-- Goal of the exercise --
In the entries that follow, which lines hold the string "index"? List them.

-- Extracted material --

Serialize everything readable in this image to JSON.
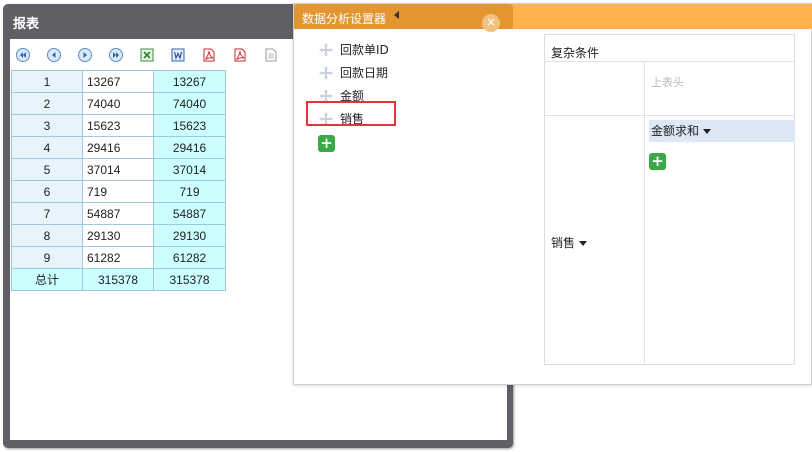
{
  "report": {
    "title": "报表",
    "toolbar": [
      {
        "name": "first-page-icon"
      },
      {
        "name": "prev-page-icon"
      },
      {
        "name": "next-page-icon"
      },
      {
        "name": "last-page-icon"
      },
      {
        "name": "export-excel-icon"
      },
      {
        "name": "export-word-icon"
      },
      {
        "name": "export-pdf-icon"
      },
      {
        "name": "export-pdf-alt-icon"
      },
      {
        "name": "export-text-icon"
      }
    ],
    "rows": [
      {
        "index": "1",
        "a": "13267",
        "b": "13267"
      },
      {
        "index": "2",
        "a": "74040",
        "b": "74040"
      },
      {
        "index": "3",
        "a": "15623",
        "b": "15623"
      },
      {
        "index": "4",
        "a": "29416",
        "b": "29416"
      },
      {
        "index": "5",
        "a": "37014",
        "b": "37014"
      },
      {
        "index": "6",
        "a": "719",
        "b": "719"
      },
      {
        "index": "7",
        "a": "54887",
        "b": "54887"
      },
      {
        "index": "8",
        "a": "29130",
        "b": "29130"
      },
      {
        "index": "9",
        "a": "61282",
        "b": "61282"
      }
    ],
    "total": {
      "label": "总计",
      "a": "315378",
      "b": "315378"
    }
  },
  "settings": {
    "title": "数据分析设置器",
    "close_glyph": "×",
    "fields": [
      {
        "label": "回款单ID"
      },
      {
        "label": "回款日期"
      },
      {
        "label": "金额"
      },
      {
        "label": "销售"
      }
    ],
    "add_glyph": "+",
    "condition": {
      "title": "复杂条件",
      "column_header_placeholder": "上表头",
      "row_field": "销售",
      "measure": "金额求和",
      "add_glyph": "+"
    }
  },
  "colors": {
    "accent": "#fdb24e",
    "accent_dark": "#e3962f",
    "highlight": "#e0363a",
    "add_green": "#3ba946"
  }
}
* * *
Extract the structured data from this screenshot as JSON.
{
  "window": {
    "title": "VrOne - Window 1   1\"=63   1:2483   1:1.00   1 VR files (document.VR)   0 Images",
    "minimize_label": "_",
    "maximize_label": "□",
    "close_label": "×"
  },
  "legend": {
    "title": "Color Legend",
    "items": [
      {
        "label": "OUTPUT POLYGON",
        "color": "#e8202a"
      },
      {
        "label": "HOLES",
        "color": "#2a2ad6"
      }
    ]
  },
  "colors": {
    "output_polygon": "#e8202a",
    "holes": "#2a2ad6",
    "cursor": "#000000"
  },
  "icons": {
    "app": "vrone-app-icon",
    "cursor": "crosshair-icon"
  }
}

-- Reply --
        "index": "1",
        "index": "2",
        "index": "3",
        "index": "4",
        "index": "5",
        "index": "6",
        "index": "7",
        "index": "8",
        "index": "9",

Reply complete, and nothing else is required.